Activity:
An exact copy of every entry is the answer here, with no pictures.

Web page and app entries
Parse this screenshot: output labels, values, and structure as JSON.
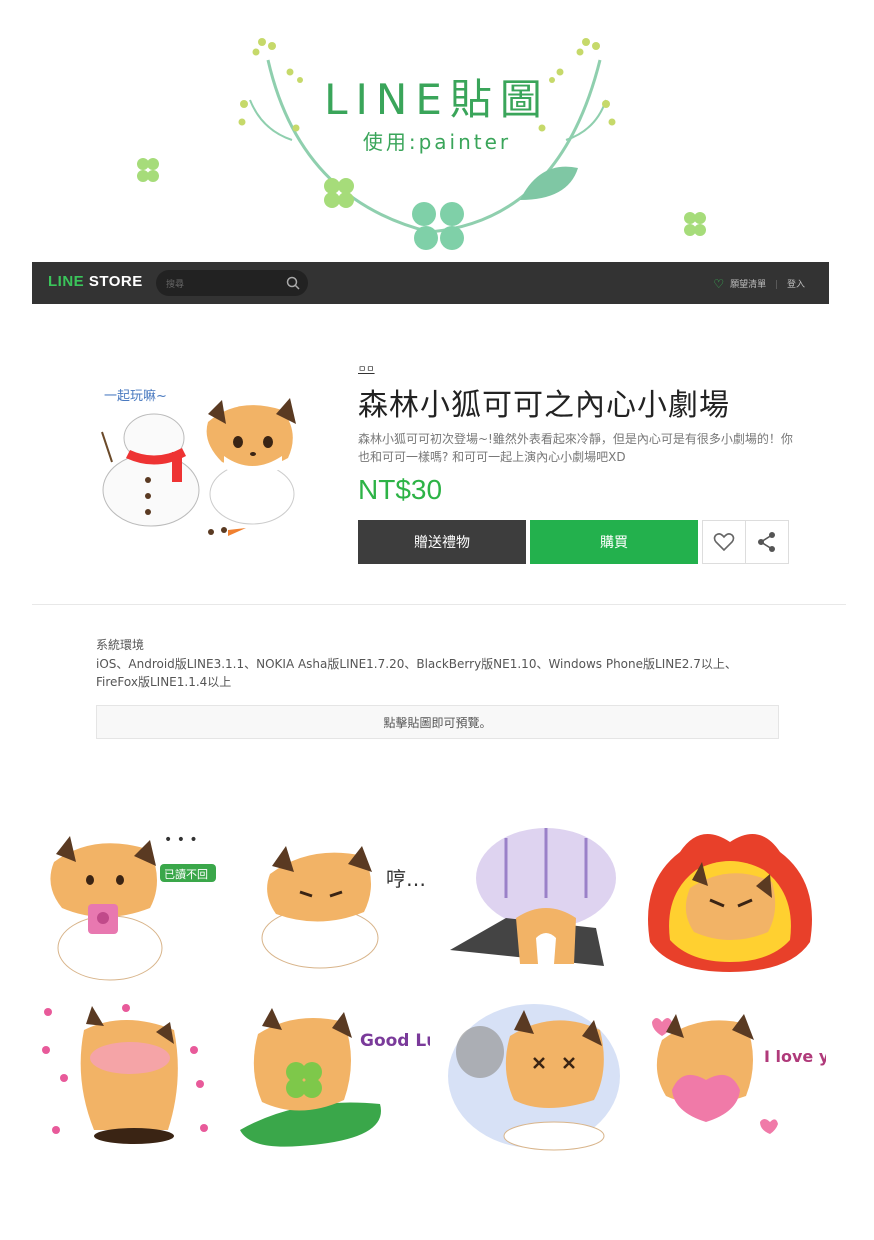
{
  "banner": {
    "title": "LINE貼圖",
    "subtitle": "使用:painter"
  },
  "storebar": {
    "logo_line": "LINE",
    "logo_store": " STORE",
    "search_placeholder": "搜尋",
    "wishlist_label": "願望清單",
    "login_label": "登入"
  },
  "product": {
    "breadcrumb": "ㅁㅁ",
    "title": "森林小狐可可之內心小劇場",
    "description": "森林小狐可可初次登場~!雖然外表看起來冷靜，但是內心可是有很多小劇場的！你也和可可一樣嗎? 和可可一起上演內心小劇場吧XD",
    "price": "NT$30",
    "gift_button": "贈送禮物",
    "buy_button": "購買",
    "image_caption": "一起玩嘛~"
  },
  "env": {
    "label": "系統環境",
    "text": "iOS、Android版LINE3.1.1、NOKIA Asha版LINE1.7.20、BlackBerry版NE1.10、Windows Phone版LINE2.7以上、FireFox版LINE1.1.4以上",
    "preview_hint": "點擊貼圖即可預覽。"
  },
  "stickers": [
    {
      "id": "waiting",
      "text": "已讀不回"
    },
    {
      "id": "hmph",
      "text": "哼…"
    },
    {
      "id": "gloom",
      "text": ""
    },
    {
      "id": "angry",
      "text": ""
    },
    {
      "id": "shy",
      "text": ""
    },
    {
      "id": "goodluck",
      "text": "Good Luck!"
    },
    {
      "id": "dizzy",
      "text": ""
    },
    {
      "id": "love",
      "text": "I love you"
    }
  ],
  "colors": {
    "accent": "#23b14d",
    "bar": "#333333",
    "gift": "#3d3d3d",
    "fox": "#f2b366",
    "fox_dark": "#5a3a22"
  }
}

Solution:
Parse this screenshot: output labels, values, and structure as JSON.
{
  "banner": {
    "title": "LINE貼圖",
    "subtitle": "使用:painter"
  },
  "storebar": {
    "logo_line": "LINE",
    "logo_store": " STORE",
    "search_placeholder": "搜尋",
    "wishlist_label": "願望清單",
    "login_label": "登入"
  },
  "product": {
    "breadcrumb": "ㅁㅁ",
    "title": "森林小狐可可之內心小劇場",
    "description": "森林小狐可可初次登場~!雖然外表看起來冷靜，但是內心可是有很多小劇場的！你也和可可一樣嗎? 和可可一起上演內心小劇場吧XD",
    "price": "NT$30",
    "gift_button": "贈送禮物",
    "buy_button": "購買",
    "image_caption": "一起玩嘛~"
  },
  "env": {
    "label": "系統環境",
    "text": "iOS、Android版LINE3.1.1、NOKIA Asha版LINE1.7.20、BlackBerry版NE1.10、Windows Phone版LINE2.7以上、FireFox版LINE1.1.4以上",
    "preview_hint": "點擊貼圖即可預覽。"
  },
  "stickers": [
    {
      "id": "waiting",
      "text": "已讀不回"
    },
    {
      "id": "hmph",
      "text": "哼…"
    },
    {
      "id": "gloom",
      "text": ""
    },
    {
      "id": "angry",
      "text": ""
    },
    {
      "id": "shy",
      "text": ""
    },
    {
      "id": "goodluck",
      "text": "Good Luck!"
    },
    {
      "id": "dizzy",
      "text": ""
    },
    {
      "id": "love",
      "text": "I love you"
    }
  ],
  "colors": {
    "accent": "#23b14d",
    "bar": "#333333",
    "gift": "#3d3d3d",
    "fox": "#f2b366",
    "fox_dark": "#5a3a22"
  }
}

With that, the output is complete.